### Your instructions
Lines in the listing below may contain the word "JSON". State how many do, and nothing more.

--- START ---

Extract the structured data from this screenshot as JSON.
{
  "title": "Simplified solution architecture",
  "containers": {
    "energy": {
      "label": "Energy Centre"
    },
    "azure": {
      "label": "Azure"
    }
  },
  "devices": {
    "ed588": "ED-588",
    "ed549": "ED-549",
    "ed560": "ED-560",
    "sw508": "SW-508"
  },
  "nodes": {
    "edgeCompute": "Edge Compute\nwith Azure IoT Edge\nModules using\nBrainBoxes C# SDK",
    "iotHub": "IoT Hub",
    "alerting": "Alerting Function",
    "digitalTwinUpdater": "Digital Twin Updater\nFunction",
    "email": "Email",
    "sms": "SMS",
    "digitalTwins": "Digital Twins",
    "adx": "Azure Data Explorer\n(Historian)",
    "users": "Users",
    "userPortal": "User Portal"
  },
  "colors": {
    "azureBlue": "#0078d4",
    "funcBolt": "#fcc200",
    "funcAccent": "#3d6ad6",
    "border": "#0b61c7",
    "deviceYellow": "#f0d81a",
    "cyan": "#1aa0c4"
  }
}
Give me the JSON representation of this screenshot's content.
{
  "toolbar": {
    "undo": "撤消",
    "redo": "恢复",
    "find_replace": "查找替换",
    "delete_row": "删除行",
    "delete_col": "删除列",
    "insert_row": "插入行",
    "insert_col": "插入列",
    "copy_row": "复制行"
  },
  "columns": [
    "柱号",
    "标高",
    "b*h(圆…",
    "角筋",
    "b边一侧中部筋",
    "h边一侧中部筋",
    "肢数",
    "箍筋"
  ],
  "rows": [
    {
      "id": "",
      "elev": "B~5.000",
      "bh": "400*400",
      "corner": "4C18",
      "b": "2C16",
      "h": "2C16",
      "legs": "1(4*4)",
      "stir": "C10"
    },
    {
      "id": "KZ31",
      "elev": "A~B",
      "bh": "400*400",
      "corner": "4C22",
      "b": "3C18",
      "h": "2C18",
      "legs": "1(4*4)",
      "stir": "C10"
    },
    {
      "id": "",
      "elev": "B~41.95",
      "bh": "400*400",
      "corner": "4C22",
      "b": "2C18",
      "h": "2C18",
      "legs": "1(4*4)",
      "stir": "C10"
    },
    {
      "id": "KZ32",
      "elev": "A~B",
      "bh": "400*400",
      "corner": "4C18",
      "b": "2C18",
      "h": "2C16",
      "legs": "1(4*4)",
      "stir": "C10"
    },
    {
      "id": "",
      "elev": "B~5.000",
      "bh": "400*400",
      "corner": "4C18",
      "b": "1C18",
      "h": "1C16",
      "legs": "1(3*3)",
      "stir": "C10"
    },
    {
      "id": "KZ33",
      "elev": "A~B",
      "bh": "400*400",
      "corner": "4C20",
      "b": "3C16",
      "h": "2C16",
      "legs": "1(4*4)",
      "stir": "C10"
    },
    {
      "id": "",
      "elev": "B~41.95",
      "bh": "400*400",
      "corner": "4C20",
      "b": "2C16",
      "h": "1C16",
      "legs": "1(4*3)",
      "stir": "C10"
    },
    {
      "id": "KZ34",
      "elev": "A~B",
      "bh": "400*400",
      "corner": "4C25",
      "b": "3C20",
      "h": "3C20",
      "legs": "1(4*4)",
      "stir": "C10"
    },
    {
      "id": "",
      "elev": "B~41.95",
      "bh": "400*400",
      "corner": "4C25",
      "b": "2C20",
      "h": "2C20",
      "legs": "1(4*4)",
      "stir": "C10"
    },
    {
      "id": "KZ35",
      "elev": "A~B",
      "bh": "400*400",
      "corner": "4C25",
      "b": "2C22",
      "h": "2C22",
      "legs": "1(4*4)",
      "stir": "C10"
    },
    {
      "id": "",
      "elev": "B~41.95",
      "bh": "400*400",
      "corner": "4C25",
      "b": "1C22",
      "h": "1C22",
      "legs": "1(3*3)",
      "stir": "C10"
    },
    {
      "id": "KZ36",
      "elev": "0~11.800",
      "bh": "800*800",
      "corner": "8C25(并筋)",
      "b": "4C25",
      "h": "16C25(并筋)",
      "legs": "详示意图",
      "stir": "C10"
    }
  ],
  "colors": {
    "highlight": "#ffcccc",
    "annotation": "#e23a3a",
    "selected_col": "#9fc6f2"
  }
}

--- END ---

### Answer area
2